Post-earthquake demand for free legal service at Community Law Canterbury has skyrocketed, making the legal centre the biggest of its kind in the country.
The Canterbury University law school has a close relationship with the Community Law Centre, with about 100 students volunteering for the service.
Dean of the law school Chris Gallavin said the need for basic legal advice had increased dramatically since the earthquake, with problems arising that had never been addressed before.
"It's not just the basic earthquake problems like: 'Will I get paid if I can't go in to work after a quake?'"
Mr Gallavin said there were bigger issues.
"Gap filler issues, schools closing, resident zoning issues; these are areas we are finding there is real need for in the community."
Community Law Canterbury solicitor Lara Prince said that there has been a significant increase in demand since the earthquake, and Community Law has added services to deal with this.
"There are now advice clinics out at Avondale Golf Club, and we also see a lot of earthquake-related issues through our general advice services."
Miss Prince said that law students played an invaluable role in the service.
"We can see many more clients thanks to the student volunteers.

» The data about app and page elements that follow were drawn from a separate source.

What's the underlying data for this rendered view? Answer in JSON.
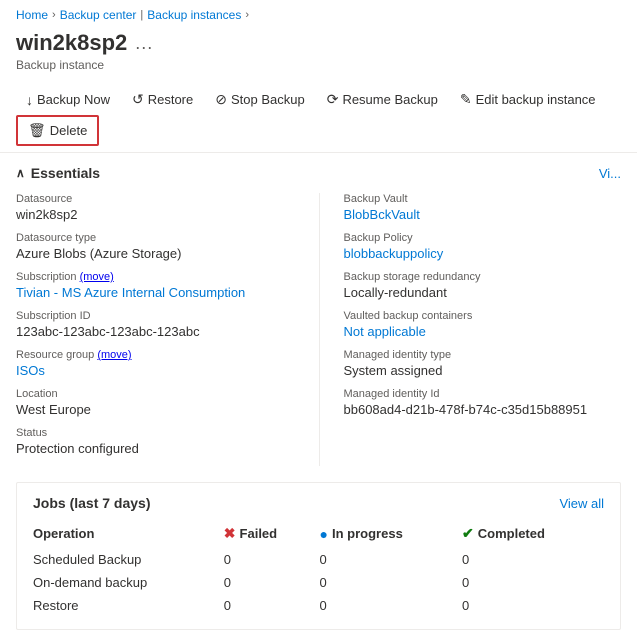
{
  "breadcrumb": {
    "home": "Home",
    "backup_center": "Backup center",
    "backup_instances": "Backup instances"
  },
  "page": {
    "title": "win2k8sp2",
    "subtitle": "Backup instance",
    "dots_label": "..."
  },
  "toolbar": {
    "backup_now": "Backup Now",
    "restore": "Restore",
    "stop_backup": "Stop Backup",
    "resume_backup": "Resume Backup",
    "edit_backup": "Edit backup instance",
    "delete": "Delete"
  },
  "essentials": {
    "title": "Essentials",
    "view_label": "Vi...",
    "left": {
      "datasource_label": "Datasource",
      "datasource_value": "win2k8sp2",
      "datasource_type_label": "Datasource type",
      "datasource_type_value": "Azure Blobs (Azure Storage)",
      "subscription_label": "Subscription",
      "subscription_move": "(move)",
      "subscription_value": "Tivian - MS Azure Internal Consumption",
      "subscription_id_label": "Subscription ID",
      "subscription_id_value": "123abc-123abc-123abc-123abc",
      "resource_group_label": "Resource group",
      "resource_group_move": "(move)",
      "resource_group_value": "ISOs",
      "location_label": "Location",
      "location_value": "West Europe",
      "status_label": "Status",
      "status_value": "Protection configured"
    },
    "right": {
      "backup_vault_label": "Backup Vault",
      "backup_vault_value": "BlobBckVault",
      "backup_policy_label": "Backup Policy",
      "backup_policy_value": "blobbackuppolicy",
      "backup_storage_label": "Backup storage redundancy",
      "backup_storage_value": "Locally-redundant",
      "vaulted_containers_label": "Vaulted backup containers",
      "vaulted_containers_value": "Not applicable",
      "managed_identity_label": "Managed identity type",
      "managed_identity_value": "System assigned",
      "managed_identity_id_label": "Managed identity Id",
      "managed_identity_id_value": "bb608ad4-d21b-478f-b74c-c35d15b88951"
    }
  },
  "jobs": {
    "title": "Jobs (last 7 days)",
    "view_all": "View all",
    "columns": {
      "operation": "Operation",
      "failed": "Failed",
      "in_progress": "In progress",
      "completed": "Completed"
    },
    "rows": [
      {
        "operation": "Scheduled Backup",
        "failed": "0",
        "in_progress": "0",
        "completed": "0"
      },
      {
        "operation": "On-demand backup",
        "failed": "0",
        "in_progress": "0",
        "completed": "0"
      },
      {
        "operation": "Restore",
        "failed": "0",
        "in_progress": "0",
        "completed": "0"
      }
    ]
  }
}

Students provide legal information over the phone, interview clients, research, and advocate for school students at school board of trustee hearings," Miss Prince said.
Mr Gallavin said that as well as providing support for the recovering community, volunteering for the legal centre was also a fantastic opportunity for law students.

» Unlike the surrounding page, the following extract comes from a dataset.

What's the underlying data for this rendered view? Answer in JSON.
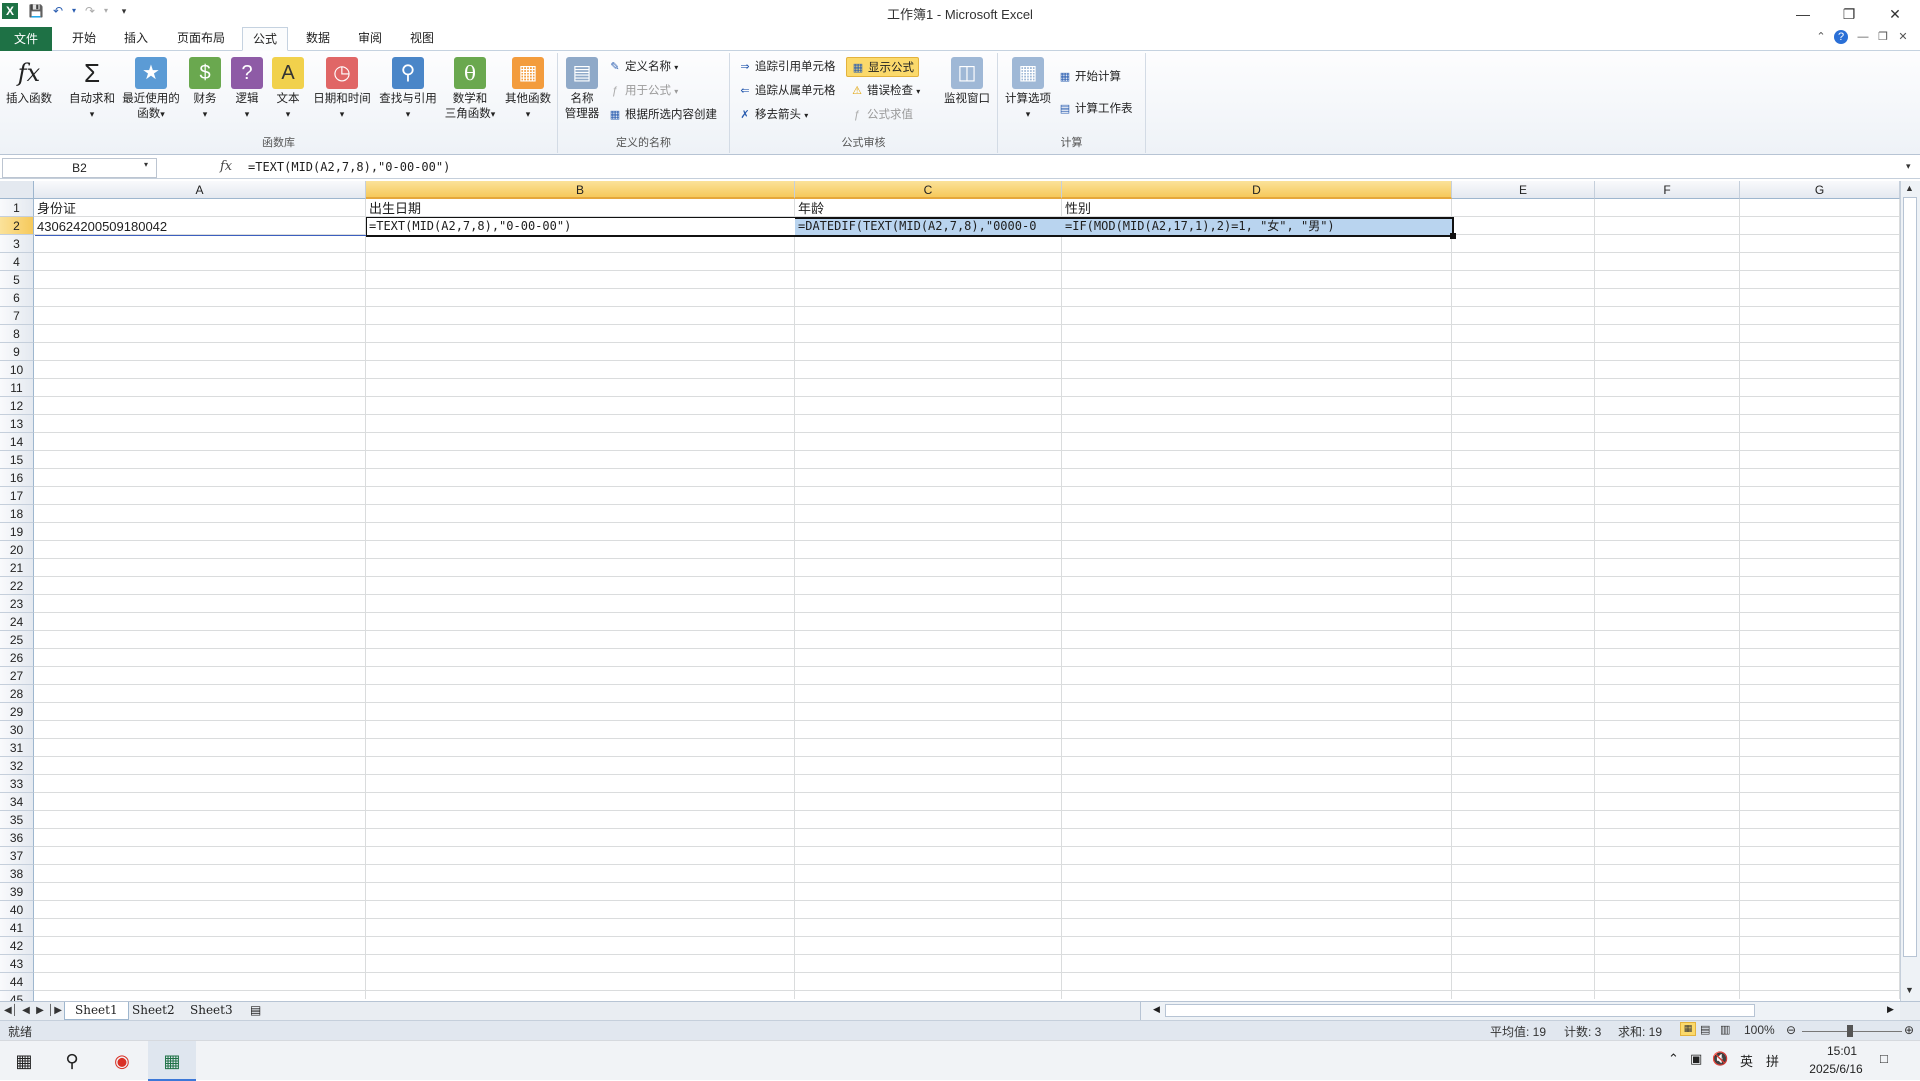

"Having some practical experience is a real strong point of difference when they graduate, the fact that they have dealt with real people, with real problems will be impressive to employers."
Canterbury University law student and Community Law volunteer Hester Moore said she had gained some "indispensable practical experience" working for the free legal service.
"Whilst providing an obvious outlet for socially conscious students' interests, it's really satisfying to have identified, researched, and communicated an often previously unknown area of the law to another person."